The road from Lviv to the village of Sokolia near the Polish border is pitch dark. The only lights come from the passing cars and the occasional illuminated chapels along the roadside. Just like the cities, much of the countryside has been plunged into darkness.
“Even the German Nazis didn’t make the civilians suffer as much as the Russians do,” Ivan, a 61-year-old man, told EFE in an interview.
The memories of the world war, passed down through generations, inevitably come to his mind.
He said he feels in a better position than many residents of the eastern and southern Ukrainian regions, which have been devastated by the Russian invasion.
“I have gas-powered heating so at least it’s warm inside,” he said.
With a well in his yard, Ivan doesn’t have to worry about his supply of water either. This year’s harvest from his garden, more than 30 beehives, a patch of arable land, as well as two cows and free-roaming chickens also provide him with a certain autonomy when it comes to food.
But there is no way of escaping the effects of the deliberate Russian missile strikes against Ukraine’s civilian infrastructure as the resulting emergency power outages have left the village without electricity for 10-12 hours on each of the last 10 days.
One of the problems the townspeople are facing is that their freezers are struggling to maintain the required low temperature, with meat and other products going bad faster.
Ivan said he was especially worried about what will happen if Russia starts shelling the gas transmission system.

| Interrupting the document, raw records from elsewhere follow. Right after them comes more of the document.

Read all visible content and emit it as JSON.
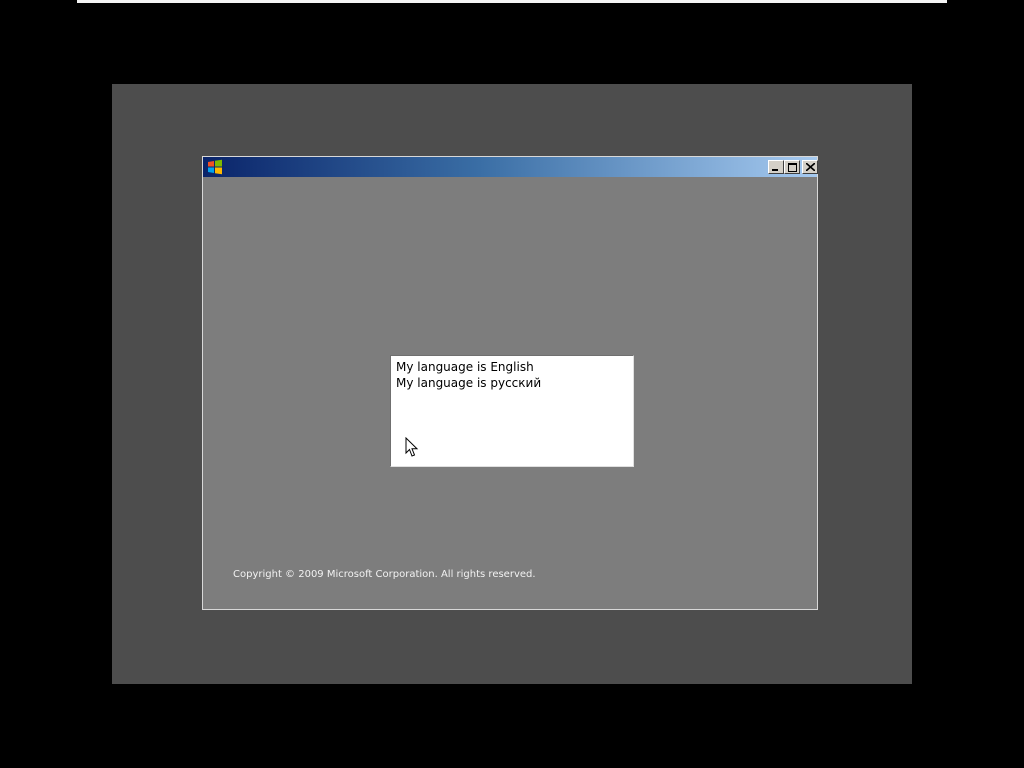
{
  "window": {
    "title": "",
    "controls": {
      "minimize": "minimize-icon",
      "maximize": "maximize-icon",
      "close": "close-icon"
    }
  },
  "language_list": {
    "items": [
      {
        "label": "My language is English"
      },
      {
        "label": "My language is русский"
      }
    ]
  },
  "footer": {
    "copyright": "Copyright © 2009 Microsoft Corporation. All rights reserved."
  },
  "colors": {
    "desktop": "#4d4d4d",
    "window_body": "#7d7d7d",
    "titlebar_start": "#0a246a",
    "titlebar_end": "#a6caf0",
    "list_background": "#ffffff"
  }
}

He disassembled the firewood ovens he had inside his home back in the early 2000s after the village was linked to the gas line.
“It’s a catastrophe,” said Igor, Ivan’s neighbor. Together with his wife, Slava, he moved to the countryside from Lviv years ago to live closer to nature. Now he has to worry about making it through the winter.
Igor is looking to buy a power generator for his home like some of the locals already did. It may be more difficult now as the demand from Ukraine means generators are becoming scarce even in the neighboring countries and are ever more expensive.
“In any case, it will only be a partial solution as it can only work for several (consecutive) hours … while we might have to live without electricity for days,” he said.
Igor has also been affected by the death of his wife’s nephew, who was killed during combat in the Donbas, and he worries it may take years to repair the damage to infrastructure caused by the Russians.
At least, he still has firewood stoves inside his home. Despite the lack of wood and soaring prices, Igor did manage to get some logs that he still has to cut and dry out.
Suffering from a fever for the last few days, Igor said he lacks the energy and the time to complete the job yet still has to go to work at a nearby fishing resort.
Meanwhile, long rows of firewood are stacked against the front wall of a nearby dacha. Countryside homes, owned by some city residents who used to have relatives in a village, serve as a backup option to many.
Some mayors, including Vitaliy Klitschko from Kyiv and Ivan Martsynkiv from Ivano-Frankivsk, have already asked the locals to move to the suburbs or villages where they could have independent an water supply and heating, thus taking some pressure off the city infrastructure.
Many will postpone the move for as long as possible, however, unwilling to leave their homes and the more developed infrastructure in cities. But they may have few options as the mayors are warning that heated sites, the establishment of which is just getting under way, will not be enough to handle the demand in the case of longer blackouts amid freezing temperatures.